So, what’s stopping us?  A main issue is the USA Patriot Act and the conflict it creates with our BC FIPPA privacy legislation.  You can read more about a BC privacy commission opinion on this here if you like but this and what our lawyer told me indicates we cannot take advantage of Microsoft’s offer.  Our lawyer explained that with consent of a person we could have certain District personal information stored outside Canada.  However, minors (our students) cannot give consent.  We can’t obtain it from their parents either.  A court of law would have to grant consent. We are obligated as a public entity to demonstrate reasonable control over the information including who could access it.  The USA Patriot Act grants the US Gov’t certain powers over US company’s and their information holdings which means any of our information stored by a US company would potentially be within the reach of the US Gov’t, outside of our control.  My understanding then is that moving any of our student related information and services outside of Canada is prohibited by law.

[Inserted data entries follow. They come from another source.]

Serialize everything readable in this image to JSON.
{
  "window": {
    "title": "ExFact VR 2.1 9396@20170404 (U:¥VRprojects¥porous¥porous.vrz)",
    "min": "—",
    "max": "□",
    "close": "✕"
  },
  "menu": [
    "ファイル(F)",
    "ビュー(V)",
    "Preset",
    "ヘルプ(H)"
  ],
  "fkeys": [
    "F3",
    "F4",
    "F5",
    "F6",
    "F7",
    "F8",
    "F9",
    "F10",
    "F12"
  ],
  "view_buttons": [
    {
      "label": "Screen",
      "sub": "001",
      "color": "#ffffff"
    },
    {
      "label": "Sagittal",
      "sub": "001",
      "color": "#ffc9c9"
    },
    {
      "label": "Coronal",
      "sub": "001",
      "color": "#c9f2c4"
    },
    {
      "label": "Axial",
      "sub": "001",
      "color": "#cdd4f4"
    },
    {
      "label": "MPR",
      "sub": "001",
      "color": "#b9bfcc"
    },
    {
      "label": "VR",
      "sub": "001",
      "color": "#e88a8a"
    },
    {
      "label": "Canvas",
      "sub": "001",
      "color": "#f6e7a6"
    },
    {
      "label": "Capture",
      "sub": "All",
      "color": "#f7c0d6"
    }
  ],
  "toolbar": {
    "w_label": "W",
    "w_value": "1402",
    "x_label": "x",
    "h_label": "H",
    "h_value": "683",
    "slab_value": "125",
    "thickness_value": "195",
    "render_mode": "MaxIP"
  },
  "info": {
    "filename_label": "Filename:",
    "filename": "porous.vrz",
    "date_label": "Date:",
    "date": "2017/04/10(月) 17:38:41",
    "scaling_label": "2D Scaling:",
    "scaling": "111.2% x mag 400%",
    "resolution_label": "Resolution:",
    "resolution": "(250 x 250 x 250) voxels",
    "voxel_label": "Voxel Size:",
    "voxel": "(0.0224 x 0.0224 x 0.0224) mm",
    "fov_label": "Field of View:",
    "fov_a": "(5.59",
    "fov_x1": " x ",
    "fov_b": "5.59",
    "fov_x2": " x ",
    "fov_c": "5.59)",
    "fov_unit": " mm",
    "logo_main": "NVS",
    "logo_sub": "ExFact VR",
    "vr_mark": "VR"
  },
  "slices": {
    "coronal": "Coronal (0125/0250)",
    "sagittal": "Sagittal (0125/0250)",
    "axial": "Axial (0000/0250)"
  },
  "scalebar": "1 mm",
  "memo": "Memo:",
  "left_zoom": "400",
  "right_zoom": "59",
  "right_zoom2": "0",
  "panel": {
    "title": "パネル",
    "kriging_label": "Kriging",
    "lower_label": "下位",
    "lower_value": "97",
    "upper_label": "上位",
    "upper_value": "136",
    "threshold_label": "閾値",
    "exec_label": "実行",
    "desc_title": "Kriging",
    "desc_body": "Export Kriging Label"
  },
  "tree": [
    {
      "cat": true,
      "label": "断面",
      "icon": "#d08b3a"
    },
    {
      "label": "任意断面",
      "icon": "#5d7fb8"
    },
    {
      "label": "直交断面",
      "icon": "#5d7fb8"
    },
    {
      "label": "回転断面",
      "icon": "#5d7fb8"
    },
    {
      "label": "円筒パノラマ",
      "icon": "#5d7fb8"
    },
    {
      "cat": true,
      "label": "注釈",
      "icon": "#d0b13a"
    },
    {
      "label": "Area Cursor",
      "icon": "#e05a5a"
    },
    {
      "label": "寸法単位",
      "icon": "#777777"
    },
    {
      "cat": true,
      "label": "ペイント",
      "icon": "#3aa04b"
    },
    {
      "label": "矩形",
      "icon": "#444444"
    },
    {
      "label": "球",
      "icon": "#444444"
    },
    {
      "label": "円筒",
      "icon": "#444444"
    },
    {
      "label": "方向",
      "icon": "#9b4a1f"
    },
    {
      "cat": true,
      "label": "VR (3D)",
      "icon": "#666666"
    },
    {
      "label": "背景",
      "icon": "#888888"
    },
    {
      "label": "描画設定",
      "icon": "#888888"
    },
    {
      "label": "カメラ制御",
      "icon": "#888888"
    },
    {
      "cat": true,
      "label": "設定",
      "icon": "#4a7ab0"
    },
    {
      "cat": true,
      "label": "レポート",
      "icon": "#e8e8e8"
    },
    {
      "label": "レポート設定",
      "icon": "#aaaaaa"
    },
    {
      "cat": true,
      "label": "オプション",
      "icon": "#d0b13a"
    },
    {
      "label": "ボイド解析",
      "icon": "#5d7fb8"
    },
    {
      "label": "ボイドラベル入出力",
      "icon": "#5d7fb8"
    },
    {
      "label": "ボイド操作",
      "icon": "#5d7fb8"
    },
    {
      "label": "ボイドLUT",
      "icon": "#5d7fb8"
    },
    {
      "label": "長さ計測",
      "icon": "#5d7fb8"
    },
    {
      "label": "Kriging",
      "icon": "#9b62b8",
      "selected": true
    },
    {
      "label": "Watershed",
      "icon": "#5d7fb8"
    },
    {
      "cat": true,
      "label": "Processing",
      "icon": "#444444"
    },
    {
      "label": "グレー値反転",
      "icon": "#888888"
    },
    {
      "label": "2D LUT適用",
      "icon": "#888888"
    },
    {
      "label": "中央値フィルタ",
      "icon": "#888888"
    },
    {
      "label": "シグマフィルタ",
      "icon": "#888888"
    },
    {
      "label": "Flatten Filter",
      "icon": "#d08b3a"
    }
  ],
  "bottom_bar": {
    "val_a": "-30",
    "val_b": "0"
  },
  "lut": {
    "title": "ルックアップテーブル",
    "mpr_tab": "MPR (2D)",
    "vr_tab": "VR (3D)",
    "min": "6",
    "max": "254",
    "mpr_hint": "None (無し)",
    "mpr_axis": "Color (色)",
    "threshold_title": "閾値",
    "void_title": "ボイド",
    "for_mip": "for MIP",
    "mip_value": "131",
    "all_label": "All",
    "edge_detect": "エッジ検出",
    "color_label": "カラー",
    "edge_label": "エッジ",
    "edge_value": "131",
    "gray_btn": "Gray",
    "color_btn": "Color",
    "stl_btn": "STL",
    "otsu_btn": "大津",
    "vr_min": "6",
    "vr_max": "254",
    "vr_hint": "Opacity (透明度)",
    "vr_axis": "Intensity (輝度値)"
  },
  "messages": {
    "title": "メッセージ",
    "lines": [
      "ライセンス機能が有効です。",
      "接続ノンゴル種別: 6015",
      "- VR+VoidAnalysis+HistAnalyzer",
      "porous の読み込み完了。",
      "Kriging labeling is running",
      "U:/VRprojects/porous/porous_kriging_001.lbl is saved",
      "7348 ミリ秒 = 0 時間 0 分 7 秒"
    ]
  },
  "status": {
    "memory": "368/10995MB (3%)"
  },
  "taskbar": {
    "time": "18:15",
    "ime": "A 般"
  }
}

Shared IT services are gaining interest in British Columbia for school districts.  Our first effort in this area was image, the BC Enterprise Student Information System. It is hosted by a Vancouver company and the system is operated / maintained by Fujitsu Canada on behalf of all school districts and the BC Ministry of Education.  There is work underway to attempt to move payroll and HR IT systems into a shared IT services model as well.  I met a few weeks ago with several of my colleagues in neighboring school districts and we created a list of possible shared IT services and considered which we felt would make the most sense.  Personally, I have mixed feelings about shared IT services – an organization has to give up a lot of control, choice, and flexibility for this to work.  It can be very expensive, frustrating, and difficult to manage, govern, and continuously improve.  I think the main advantage of BC-based shared IT services vs. foreign hosted in this context is that the information is protected by BC privacy legislation.  I’m mixed on the advantages of shared vs. in-house…  we run a fairly lean shop and I’m not convinced yet that shared IT services are less costly or experience better service.

I worry about the privacy teachers, students, families are giving up every day by tapping into free online services.  I’m one of them though – I write this blog post using Windows Live Writer (free tool  from Windows Live) and will post it to Blogspot (Google’s free blog service), and promote it with Twitter (a free networking tool).  For these three services, I have three different accounts and personal information, ideas, etc. about me are stored and accessible to others online.

I think it will become more and more important to create good guidance for using free and other online tools in our classrooms.  Our lawyer advised as much and that we need to create educational programs to support our teachers, students, and their parents.

I would love to hear from others about what you are doing in this area. Do you have modern guidelines for using online tools in safe ways that protect student privacy where necessary – could you share the guidelines?  What education do you provide to teachers, students, and families?